After overstaying at lovely Hanwell I was in danger of running out water and playing Russian roulette with my shower, will I run out of water mid shower or during washing the dishes. Thankfully, neither but my boat’s water pump was making all the right noises to say I am starting to suck air.
So it was off to sunny Brentford and thought I would do a sort of photo journal or log of this rather short cruise of nothing particularly special but interesting stretch of canal.
They must have been proud of this to erect the concrete plaque. The level of the canal is quite a way below the top of the pilings on this stretch of canal and that’s because it is prone to flooding although the level is managed as part of North London flood defenses it can raise a couple of feet and moor if extreme weather hits.
Once filled it’s a case of open the gate close the paddle and move the boat into the lock. You have to wait until the lock completely full before trying to open them as even only one half of an inch difference will have so much pressure on the gates it will be virtually impossible to open and many a times you see people desperate to open the gates but only wasting effort as they don’t understand canal time.
Once inside you close the top gate secure your boat leaving enough rope to allow the boat to go down otherwise things can get a bit embarrassing. You then open the bottom paddles and down she goes much faster than filling.
Once empty it’s a case of open the bottom gate and close the paddle climb down to your boat and off you go. I have to say you are supposed to close the gate but on the lower grand union most people don’t and if single handed it is difficult besides when you turn a corner and a lock is open in your favor its happy days.
Nothing inspiring this as its the M4 motorway. This will not mean anything to most of you but if you have ever flown into Heathrow and travelled into central London you perhaps went over the canal on the motorway.
A beautiful cast iron bridge inscribed Grand Junction Canal Co 1820 and built at the same time the canal was constructed and to me one of the best bridges I know over the canal its engineering and design is wonderful it’s just a pity the local graffiti artist thinks it’s just a place to put his stupid tag. The bridge is to allow the horses and people to cross the canal as the towpath changes sides and when you walk over the bridge you can see the grooves worn into the iron from years and years of wear from ropes when barges were pulled by horses.
I mentioned that originally the barges were pulled by horses and at busy places along the canal you could get many boats and plenty of rope and some horses were knocked or pulled into the canal so they built into the sides of the canal these slopes so the horses could be walked out.
Just around one more corner and almost journeys end Brentford with all its redeveloped flats and expensive moorings.
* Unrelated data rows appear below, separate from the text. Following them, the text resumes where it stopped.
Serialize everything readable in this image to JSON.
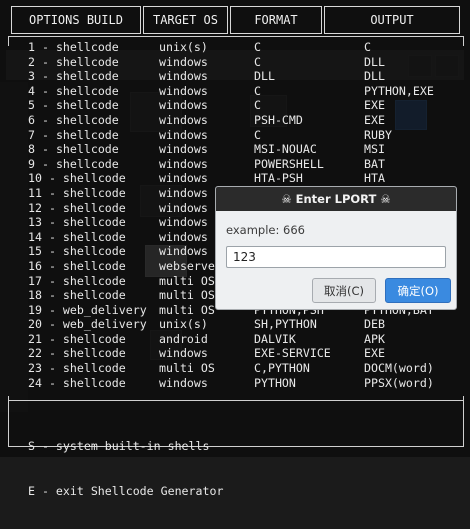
{
  "header": {
    "col1": "OPTIONS BUILD",
    "col2": "TARGET OS",
    "col3": "FORMAT",
    "col4": "OUTPUT"
  },
  "rows": [
    {
      "num": "1",
      "opt": "shellcode",
      "os": "unix(s)",
      "format": "C",
      "output": "C"
    },
    {
      "num": "2",
      "opt": "shellcode",
      "os": "windows",
      "format": "C",
      "output": "DLL"
    },
    {
      "num": "3",
      "opt": "shellcode",
      "os": "windows",
      "format": "DLL",
      "output": "DLL"
    },
    {
      "num": "4",
      "opt": "shellcode",
      "os": "windows",
      "format": "C",
      "output": "PYTHON,EXE"
    },
    {
      "num": "5",
      "opt": "shellcode",
      "os": "windows",
      "format": "C",
      "output": "EXE"
    },
    {
      "num": "6",
      "opt": "shellcode",
      "os": "windows",
      "format": "PSH-CMD",
      "output": "EXE"
    },
    {
      "num": "7",
      "opt": "shellcode",
      "os": "windows",
      "format": "C",
      "output": "RUBY"
    },
    {
      "num": "8",
      "opt": "shellcode",
      "os": "windows",
      "format": "MSI-NOUAC",
      "output": "MSI"
    },
    {
      "num": "9",
      "opt": "shellcode",
      "os": "windows",
      "format": "POWERSHELL",
      "output": "BAT"
    },
    {
      "num": "10",
      "opt": "shellcode",
      "os": "windows",
      "format": "HTA-PSH",
      "output": "HTA"
    },
    {
      "num": "11",
      "opt": "shellcode",
      "os": "windows",
      "format": "",
      "output": ""
    },
    {
      "num": "12",
      "opt": "shellcode",
      "os": "windows",
      "format": "",
      "output": ""
    },
    {
      "num": "13",
      "opt": "shellcode",
      "os": "windows",
      "format": "",
      "output": ""
    },
    {
      "num": "14",
      "opt": "shellcode",
      "os": "windows",
      "format": "",
      "output": ""
    },
    {
      "num": "15",
      "opt": "shellcode",
      "os": "windows",
      "format": "",
      "output": ""
    },
    {
      "num": "16",
      "opt": "shellcode",
      "os": "webserver",
      "format": "",
      "output": ""
    },
    {
      "num": "17",
      "opt": "shellcode",
      "os": "multi OS",
      "format": "",
      "output": ""
    },
    {
      "num": "18",
      "opt": "shellcode",
      "os": "multi OS",
      "format": "",
      "output": ""
    },
    {
      "num": "19",
      "opt": "web_delivery",
      "os": "multi OS",
      "format": "PYTHON,PSH",
      "output": "PYTHON,BAT"
    },
    {
      "num": "20",
      "opt": "web_delivery",
      "os": "unix(s)",
      "format": "SH,PYTHON",
      "output": "DEB"
    },
    {
      "num": "21",
      "opt": "shellcode",
      "os": "android",
      "format": "DALVIK",
      "output": "APK"
    },
    {
      "num": "22",
      "opt": "shellcode",
      "os": "windows",
      "format": "EXE-SERVICE",
      "output": "EXE"
    },
    {
      "num": "23",
      "opt": "shellcode",
      "os": "multi OS",
      "format": "C,PYTHON",
      "output": "DOCM(word)"
    },
    {
      "num": "24",
      "opt": "shellcode",
      "os": "windows",
      "format": "PYTHON",
      "output": "PPSX(word)"
    }
  ],
  "options": [
    "S - system built-in shells",
    "E - exit Shellcode Generator"
  ],
  "dialog": {
    "title": "☠ Enter LPORT ☠",
    "example": "example: 666",
    "input_value": "123",
    "cancel_label": "取消(C)",
    "ok_label": "确定(O)"
  },
  "colors": {
    "accent": "#3a8ae0",
    "terminal_bg": "#0c0c0c",
    "dialog_bg": "#eef0f2"
  }
}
The overhanging sheds to the right are where boats would have been loaded with cargo for Birmingham and beyond or destined to enter the Thames.
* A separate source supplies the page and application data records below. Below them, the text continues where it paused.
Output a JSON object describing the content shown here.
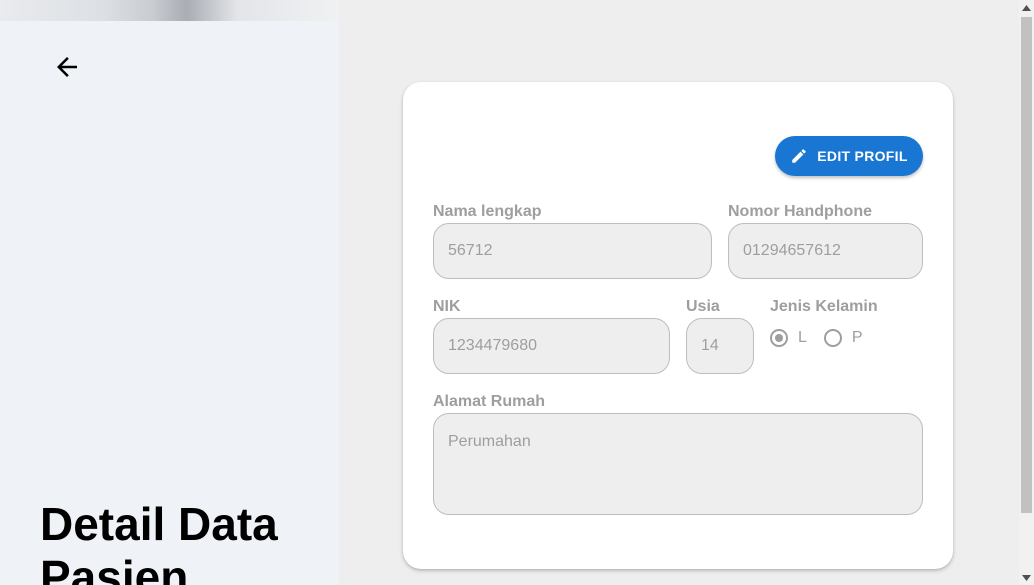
{
  "left": {
    "title": "Detail Data Pasien",
    "back_icon": "arrow-left-icon"
  },
  "toolbar": {
    "edit_label": "EDIT PROFIL",
    "edit_icon": "pencil-icon",
    "accent_color": "#1976d2"
  },
  "form": {
    "nama": {
      "label": "Nama lengkap",
      "value": "56712"
    },
    "phone": {
      "label": "Nomor Handphone",
      "value": "01294657612"
    },
    "nik": {
      "label": "NIK",
      "value": "1234479680"
    },
    "usia": {
      "label": "Usia",
      "value": "14"
    },
    "gender": {
      "label": "Jenis Kelamin",
      "options": [
        {
          "label": "L",
          "selected": true
        },
        {
          "label": "P",
          "selected": false
        }
      ]
    },
    "alamat": {
      "label": "Alamat Rumah",
      "value": "Perumahan"
    }
  }
}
A beekeeping bit apparently there are bees on this bit of land and even in the old barrel but over the years I have tried to see any flying bees but told definatly someone keeps bees in the mishmash of boxes.
The two 72’ workboats makes my boat look small. They are both very old boats approx 80 years old and similar to 1000’s of pairs of boats that would have worked the canals many years ago transporting cargo around the country long before the railways and petrol engine. That’s Peter putting two bags of coal onto my roof along with a 13kg bottle of gas.
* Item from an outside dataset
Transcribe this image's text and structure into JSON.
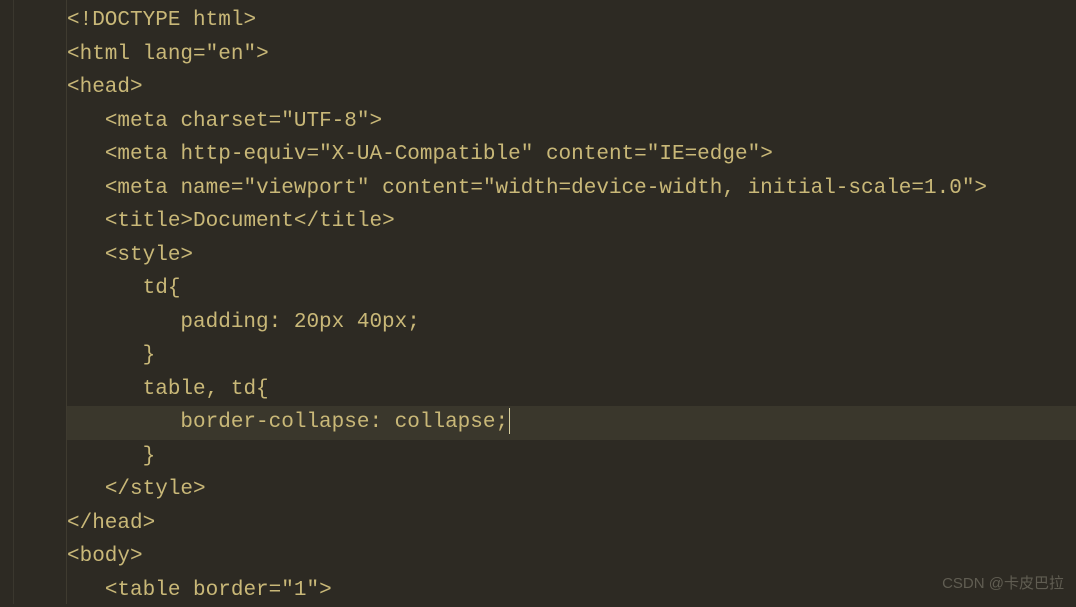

Wow what a result water, toilet, diesel, coal, gas and a plateful of cooked sausages I am all sorted now well into next year. All that is needed was to turn the boat round and moor up just outside of the marina opposite Glaxo Smith Kline and handy if I need an aspirin.